• [Work to complete] Everything in the records below is to be reproduced exactly, apart from the images.

• [Extracted entries]
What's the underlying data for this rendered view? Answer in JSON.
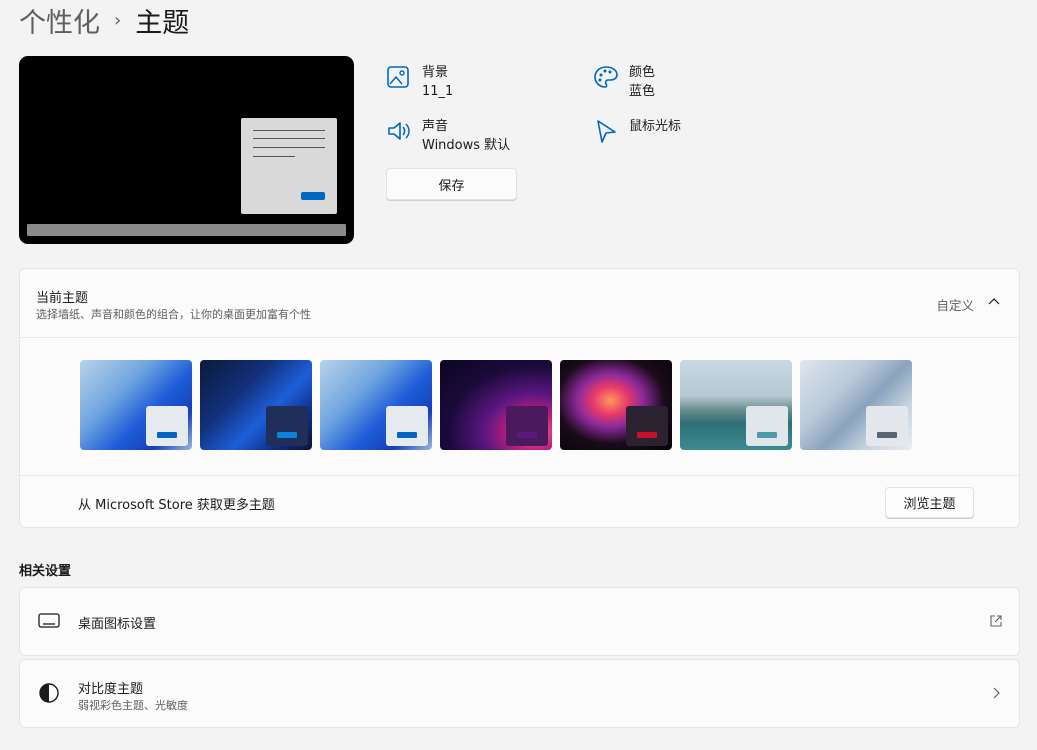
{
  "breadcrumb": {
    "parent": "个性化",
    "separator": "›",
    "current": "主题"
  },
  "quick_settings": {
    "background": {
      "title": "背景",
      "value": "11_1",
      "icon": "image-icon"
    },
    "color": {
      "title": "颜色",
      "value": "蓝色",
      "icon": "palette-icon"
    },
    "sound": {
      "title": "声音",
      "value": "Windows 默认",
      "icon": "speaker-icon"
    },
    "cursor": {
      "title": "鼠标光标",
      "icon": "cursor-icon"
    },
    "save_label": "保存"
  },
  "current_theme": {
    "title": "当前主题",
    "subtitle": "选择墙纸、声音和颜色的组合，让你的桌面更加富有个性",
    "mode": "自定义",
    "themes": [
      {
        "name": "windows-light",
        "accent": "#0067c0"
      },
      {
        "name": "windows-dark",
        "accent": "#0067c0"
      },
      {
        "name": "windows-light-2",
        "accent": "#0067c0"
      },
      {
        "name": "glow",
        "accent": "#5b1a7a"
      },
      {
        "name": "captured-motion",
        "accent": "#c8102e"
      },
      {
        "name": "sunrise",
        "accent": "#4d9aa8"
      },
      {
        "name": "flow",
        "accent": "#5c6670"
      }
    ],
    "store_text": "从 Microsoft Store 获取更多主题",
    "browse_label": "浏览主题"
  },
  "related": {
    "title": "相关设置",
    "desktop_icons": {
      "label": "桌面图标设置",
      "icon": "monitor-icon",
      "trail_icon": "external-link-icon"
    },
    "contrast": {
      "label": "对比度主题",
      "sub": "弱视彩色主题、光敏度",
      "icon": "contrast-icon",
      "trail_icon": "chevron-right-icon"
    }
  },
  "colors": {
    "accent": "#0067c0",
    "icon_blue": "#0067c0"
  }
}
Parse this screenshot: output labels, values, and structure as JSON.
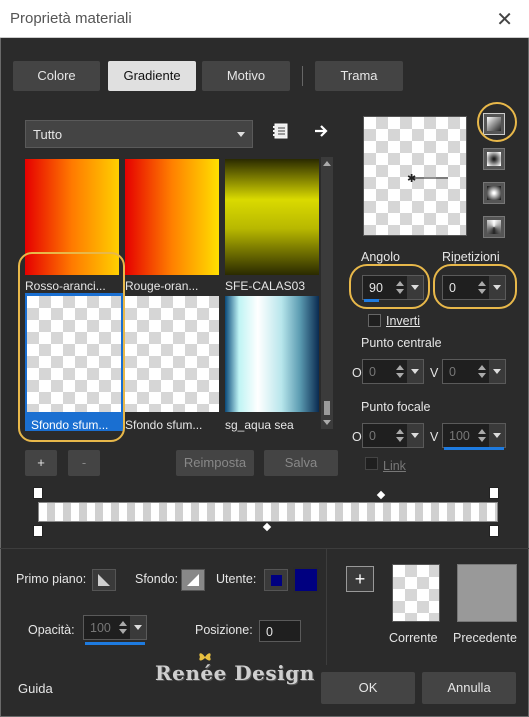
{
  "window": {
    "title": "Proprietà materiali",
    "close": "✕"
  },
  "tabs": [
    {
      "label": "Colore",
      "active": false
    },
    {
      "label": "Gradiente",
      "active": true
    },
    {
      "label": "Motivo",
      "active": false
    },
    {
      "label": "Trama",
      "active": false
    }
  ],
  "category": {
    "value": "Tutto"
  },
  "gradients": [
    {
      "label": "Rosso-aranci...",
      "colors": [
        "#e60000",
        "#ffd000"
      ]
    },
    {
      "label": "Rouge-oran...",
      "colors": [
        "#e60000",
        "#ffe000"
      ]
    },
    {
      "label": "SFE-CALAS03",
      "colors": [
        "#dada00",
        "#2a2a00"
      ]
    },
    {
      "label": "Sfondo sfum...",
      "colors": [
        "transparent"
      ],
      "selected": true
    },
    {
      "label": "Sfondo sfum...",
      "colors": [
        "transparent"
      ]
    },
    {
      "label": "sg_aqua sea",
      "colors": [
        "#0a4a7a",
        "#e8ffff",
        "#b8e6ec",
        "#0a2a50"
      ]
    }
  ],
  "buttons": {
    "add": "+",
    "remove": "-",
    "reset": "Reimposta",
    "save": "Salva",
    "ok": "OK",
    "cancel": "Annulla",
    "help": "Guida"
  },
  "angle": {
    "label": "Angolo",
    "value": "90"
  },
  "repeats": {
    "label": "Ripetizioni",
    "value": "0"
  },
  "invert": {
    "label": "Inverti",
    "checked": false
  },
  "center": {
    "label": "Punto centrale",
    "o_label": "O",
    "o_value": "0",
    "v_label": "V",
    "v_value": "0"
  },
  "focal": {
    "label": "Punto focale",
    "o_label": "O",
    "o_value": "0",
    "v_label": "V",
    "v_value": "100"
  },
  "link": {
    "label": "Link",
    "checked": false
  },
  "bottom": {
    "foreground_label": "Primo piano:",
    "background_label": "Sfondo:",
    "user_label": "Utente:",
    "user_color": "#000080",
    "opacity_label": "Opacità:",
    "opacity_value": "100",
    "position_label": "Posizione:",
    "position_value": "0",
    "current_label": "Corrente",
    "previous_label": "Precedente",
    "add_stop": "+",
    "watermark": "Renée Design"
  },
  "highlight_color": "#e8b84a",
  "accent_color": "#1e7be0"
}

• [Solution for this problem]
What's the underlying data for this rendered view? Answer in JSON.
{
  "breadcrumb": {
    "parent": "个性化",
    "separator": "›",
    "current": "主题"
  },
  "quick_settings": {
    "background": {
      "title": "背景",
      "value": "11_1",
      "icon": "image-icon"
    },
    "color": {
      "title": "颜色",
      "value": "蓝色",
      "icon": "palette-icon"
    },
    "sound": {
      "title": "声音",
      "value": "Windows 默认",
      "icon": "speaker-icon"
    },
    "cursor": {
      "title": "鼠标光标",
      "icon": "cursor-icon"
    },
    "save_label": "保存"
  },
  "current_theme": {
    "title": "当前主题",
    "subtitle": "选择墙纸、声音和颜色的组合，让你的桌面更加富有个性",
    "mode": "自定义",
    "themes": [
      {
        "name": "windows-light",
        "accent": "#0067c0"
      },
      {
        "name": "windows-dark",
        "accent": "#0067c0"
      },
      {
        "name": "windows-light-2",
        "accent": "#0067c0"
      },
      {
        "name": "glow",
        "accent": "#5b1a7a"
      },
      {
        "name": "captured-motion",
        "accent": "#c8102e"
      },
      {
        "name": "sunrise",
        "accent": "#4d9aa8"
      },
      {
        "name": "flow",
        "accent": "#5c6670"
      }
    ],
    "store_text": "从 Microsoft Store 获取更多主题",
    "browse_label": "浏览主题"
  },
  "related": {
    "title": "相关设置",
    "desktop_icons": {
      "label": "桌面图标设置",
      "icon": "monitor-icon",
      "trail_icon": "external-link-icon"
    },
    "contrast": {
      "label": "对比度主题",
      "sub": "弱视彩色主题、光敏度",
      "icon": "contrast-icon",
      "trail_icon": "chevron-right-icon"
    }
  },
  "colors": {
    "accent": "#0067c0",
    "icon_blue": "#0067c0"
  }
}
Parse this screenshot: output labels, values, and structure as JSON.
{
  "window": {
    "title": "Proprietà materiali",
    "close": "✕"
  },
  "tabs": [
    {
      "label": "Colore",
      "active": false
    },
    {
      "label": "Gradiente",
      "active": true
    },
    {
      "label": "Motivo",
      "active": false
    },
    {
      "label": "Trama",
      "active": false
    }
  ],
  "category": {
    "value": "Tutto"
  },
  "gradients": [
    {
      "label": "Rosso-aranci...",
      "colors": [
        "#e60000",
        "#ffd000"
      ]
    },
    {
      "label": "Rouge-oran...",
      "colors": [
        "#e60000",
        "#ffe000"
      ]
    },
    {
      "label": "SFE-CALAS03",
      "colors": [
        "#dada00",
        "#2a2a00"
      ]
    },
    {
      "label": "Sfondo sfum...",
      "colors": [
        "transparent"
      ],
      "selected": true
    },
    {
      "label": "Sfondo sfum...",
      "colors": [
        "transparent"
      ]
    },
    {
      "label": "sg_aqua sea",
      "colors": [
        "#0a4a7a",
        "#e8ffff",
        "#b8e6ec",
        "#0a2a50"
      ]
    }
  ],
  "buttons": {
    "add": "+",
    "remove": "-",
    "reset": "Reimposta",
    "save": "Salva",
    "ok": "OK",
    "cancel": "Annulla",
    "help": "Guida"
  },
  "angle": {
    "label": "Angolo",
    "value": "90"
  },
  "repeats": {
    "label": "Ripetizioni",
    "value": "0"
  },
  "invert": {
    "label": "Inverti",
    "checked": false
  },
  "center": {
    "label": "Punto centrale",
    "o_label": "O",
    "o_value": "0",
    "v_label": "V",
    "v_value": "0"
  },
  "focal": {
    "label": "Punto focale",
    "o_label": "O",
    "o_value": "0",
    "v_label": "V",
    "v_value": "100"
  },
  "link": {
    "label": "Link",
    "checked": false
  },
  "bottom": {
    "foreground_label": "Primo piano:",
    "background_label": "Sfondo:",
    "user_label": "Utente:",
    "user_color": "#000080",
    "opacity_label": "Opacità:",
    "opacity_value": "100",
    "position_label": "Posizione:",
    "position_value": "0",
    "current_label": "Corrente",
    "previous_label": "Precedente",
    "add_stop": "+",
    "watermark": "Renée Design"
  },
  "highlight_color": "#e8b84a",
  "accent_color": "#1e7be0"
}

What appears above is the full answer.